According to Gluska there is nothing concrete on the political table. He has transmitted his recommendations to the government, but it is yet too new and has not formed an opinion yet.
He is one of the few Israelis who still enters the Temple Mount, for instance, last week during a secret visit, that was not so secret after all, as it was reported in the newspaper the next day.
He describes the activities on the Temple Mount as not worse than before. They are the 'finishing touch' to the earlier construction of stairs and pavement that is being extended to the eastern wall. There is no sign of a fourth mosque, nor of a trench that has been dug. All excavations are restricted, according to Gluska, who has not received archaeological training, to the upper Muslim layers of the Temple Mount.

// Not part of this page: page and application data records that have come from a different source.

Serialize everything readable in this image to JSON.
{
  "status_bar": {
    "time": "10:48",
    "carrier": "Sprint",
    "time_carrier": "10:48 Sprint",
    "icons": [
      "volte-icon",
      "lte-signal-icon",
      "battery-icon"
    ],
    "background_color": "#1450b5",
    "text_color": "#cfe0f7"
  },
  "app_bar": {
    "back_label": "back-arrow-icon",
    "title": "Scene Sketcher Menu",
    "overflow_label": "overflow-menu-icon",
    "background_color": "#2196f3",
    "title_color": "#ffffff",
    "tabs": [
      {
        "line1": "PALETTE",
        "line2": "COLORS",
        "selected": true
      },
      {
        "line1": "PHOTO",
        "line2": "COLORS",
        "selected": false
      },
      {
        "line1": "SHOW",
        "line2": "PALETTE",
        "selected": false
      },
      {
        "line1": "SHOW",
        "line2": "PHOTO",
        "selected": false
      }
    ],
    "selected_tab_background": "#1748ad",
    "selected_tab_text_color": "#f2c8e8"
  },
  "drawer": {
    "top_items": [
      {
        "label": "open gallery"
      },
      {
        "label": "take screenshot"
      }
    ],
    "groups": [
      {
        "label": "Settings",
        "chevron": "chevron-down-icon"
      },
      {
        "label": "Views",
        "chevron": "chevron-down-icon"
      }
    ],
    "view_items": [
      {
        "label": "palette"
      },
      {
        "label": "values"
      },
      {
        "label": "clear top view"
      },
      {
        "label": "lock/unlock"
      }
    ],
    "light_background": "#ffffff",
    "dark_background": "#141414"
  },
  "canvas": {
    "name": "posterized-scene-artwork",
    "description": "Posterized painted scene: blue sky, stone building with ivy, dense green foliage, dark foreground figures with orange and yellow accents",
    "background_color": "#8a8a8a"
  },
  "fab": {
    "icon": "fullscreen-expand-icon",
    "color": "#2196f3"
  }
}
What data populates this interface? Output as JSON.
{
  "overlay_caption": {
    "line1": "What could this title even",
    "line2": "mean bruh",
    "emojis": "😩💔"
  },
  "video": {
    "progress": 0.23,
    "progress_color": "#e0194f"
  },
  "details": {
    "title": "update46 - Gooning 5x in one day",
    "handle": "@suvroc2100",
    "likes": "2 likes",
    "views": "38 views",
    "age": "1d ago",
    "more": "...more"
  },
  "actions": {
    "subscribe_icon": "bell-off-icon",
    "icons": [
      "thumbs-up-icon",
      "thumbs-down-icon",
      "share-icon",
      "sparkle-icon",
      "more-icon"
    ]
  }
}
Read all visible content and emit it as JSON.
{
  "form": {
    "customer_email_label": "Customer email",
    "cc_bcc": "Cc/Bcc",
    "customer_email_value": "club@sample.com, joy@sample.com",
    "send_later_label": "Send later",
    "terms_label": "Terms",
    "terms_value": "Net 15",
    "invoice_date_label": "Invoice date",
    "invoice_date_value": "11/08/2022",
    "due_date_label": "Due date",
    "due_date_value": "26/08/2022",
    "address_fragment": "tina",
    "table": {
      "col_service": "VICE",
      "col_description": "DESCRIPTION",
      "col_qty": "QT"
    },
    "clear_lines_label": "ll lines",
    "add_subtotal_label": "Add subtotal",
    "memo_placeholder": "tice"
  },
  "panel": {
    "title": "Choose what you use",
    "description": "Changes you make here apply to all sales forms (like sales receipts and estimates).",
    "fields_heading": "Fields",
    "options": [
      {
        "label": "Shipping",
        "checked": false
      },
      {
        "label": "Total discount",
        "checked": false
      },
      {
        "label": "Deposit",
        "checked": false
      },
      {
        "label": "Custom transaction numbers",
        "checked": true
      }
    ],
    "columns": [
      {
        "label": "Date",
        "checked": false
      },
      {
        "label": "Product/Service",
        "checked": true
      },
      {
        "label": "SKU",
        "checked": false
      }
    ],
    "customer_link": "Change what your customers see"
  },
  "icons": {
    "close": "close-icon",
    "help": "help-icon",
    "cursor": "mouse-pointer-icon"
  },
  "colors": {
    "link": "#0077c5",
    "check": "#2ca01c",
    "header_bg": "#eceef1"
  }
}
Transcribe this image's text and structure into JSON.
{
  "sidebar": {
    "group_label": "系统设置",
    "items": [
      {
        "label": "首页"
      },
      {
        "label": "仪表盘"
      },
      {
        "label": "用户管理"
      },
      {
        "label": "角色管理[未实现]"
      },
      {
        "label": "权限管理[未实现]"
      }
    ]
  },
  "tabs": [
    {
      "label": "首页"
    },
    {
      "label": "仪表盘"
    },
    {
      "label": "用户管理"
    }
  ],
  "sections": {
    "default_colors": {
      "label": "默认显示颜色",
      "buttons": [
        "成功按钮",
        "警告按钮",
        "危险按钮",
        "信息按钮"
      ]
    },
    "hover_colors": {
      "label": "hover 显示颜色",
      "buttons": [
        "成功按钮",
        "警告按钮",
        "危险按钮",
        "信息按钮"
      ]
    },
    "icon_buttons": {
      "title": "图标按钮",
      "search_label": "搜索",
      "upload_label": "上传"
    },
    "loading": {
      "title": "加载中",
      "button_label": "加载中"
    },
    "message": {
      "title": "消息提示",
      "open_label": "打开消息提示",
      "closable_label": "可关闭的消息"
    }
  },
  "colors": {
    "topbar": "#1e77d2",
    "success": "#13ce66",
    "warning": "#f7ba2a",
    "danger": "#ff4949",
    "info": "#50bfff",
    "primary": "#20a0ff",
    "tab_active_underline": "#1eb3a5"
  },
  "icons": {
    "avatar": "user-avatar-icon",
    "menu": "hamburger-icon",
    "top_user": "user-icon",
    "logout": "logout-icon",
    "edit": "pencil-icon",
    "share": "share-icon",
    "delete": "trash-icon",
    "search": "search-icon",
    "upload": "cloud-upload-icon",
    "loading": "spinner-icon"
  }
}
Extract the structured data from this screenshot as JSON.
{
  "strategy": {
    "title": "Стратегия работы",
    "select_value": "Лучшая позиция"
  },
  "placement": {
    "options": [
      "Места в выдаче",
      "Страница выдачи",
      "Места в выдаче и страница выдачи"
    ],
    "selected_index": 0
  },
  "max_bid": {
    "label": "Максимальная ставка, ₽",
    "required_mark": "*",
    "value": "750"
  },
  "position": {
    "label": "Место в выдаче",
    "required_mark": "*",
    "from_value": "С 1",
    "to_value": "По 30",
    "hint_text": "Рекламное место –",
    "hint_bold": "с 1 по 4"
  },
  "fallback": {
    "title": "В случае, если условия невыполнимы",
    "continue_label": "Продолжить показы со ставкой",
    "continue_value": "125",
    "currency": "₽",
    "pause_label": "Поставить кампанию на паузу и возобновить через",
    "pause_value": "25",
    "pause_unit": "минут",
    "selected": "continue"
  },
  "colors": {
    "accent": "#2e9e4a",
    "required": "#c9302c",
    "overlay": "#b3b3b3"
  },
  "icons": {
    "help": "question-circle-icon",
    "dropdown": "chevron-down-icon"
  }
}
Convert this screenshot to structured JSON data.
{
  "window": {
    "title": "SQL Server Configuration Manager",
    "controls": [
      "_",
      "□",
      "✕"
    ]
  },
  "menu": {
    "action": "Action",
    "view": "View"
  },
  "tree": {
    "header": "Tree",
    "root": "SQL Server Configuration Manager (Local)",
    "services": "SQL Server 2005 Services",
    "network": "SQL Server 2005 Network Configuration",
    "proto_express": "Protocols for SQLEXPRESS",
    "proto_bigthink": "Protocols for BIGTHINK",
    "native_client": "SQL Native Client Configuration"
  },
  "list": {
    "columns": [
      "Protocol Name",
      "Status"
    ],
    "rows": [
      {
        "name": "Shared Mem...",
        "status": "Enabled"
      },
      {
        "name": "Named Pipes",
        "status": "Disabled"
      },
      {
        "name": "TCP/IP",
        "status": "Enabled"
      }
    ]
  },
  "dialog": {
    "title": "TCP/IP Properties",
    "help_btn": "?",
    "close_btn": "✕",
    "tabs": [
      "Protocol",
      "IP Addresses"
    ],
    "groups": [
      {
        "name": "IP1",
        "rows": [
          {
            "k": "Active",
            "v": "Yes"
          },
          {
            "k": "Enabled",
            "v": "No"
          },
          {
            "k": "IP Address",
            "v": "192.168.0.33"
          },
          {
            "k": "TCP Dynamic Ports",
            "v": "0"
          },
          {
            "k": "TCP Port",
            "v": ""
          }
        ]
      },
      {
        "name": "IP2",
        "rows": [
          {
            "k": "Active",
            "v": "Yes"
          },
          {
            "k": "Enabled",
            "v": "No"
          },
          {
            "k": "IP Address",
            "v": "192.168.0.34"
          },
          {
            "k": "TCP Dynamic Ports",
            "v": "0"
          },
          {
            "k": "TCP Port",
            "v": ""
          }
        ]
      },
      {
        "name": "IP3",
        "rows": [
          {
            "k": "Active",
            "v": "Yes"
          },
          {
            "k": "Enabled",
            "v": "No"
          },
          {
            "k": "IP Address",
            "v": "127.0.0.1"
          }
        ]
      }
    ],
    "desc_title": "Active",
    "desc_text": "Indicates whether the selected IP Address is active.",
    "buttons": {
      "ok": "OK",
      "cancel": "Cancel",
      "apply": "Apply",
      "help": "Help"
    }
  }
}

To the suggestion to close the Temple Mount for tractors he reacts vaguely: "It does not come into question to accuse the police of negligence that they do not control the gate." In other words, the command to close the Temple Mount can only by order of the government.
Action at last…
Last Wednesday Israeli radio reported a row between the Knesset members Abdel Malik Dehamshe of the United Arab List and Eliezer Cohen of the right-wing Yisrael Beiteinu ('Israel our Home') about the progress of the excavations on the Temple Mount that are done by the Waqf. Archaeologists had uttered suspicions about the building of a fourth mosque. Dehamshe claimed that the Temple Mount is completely Islamic. He was removed from the session when he refused to keep to the speaking time.
The case that was originally indicted by the Temple Mount Faithful is being treated by the High Court of Justice. A verdict is expected in the coming weeks.
from the April 2001 Passover Edition of the Jewish Magazine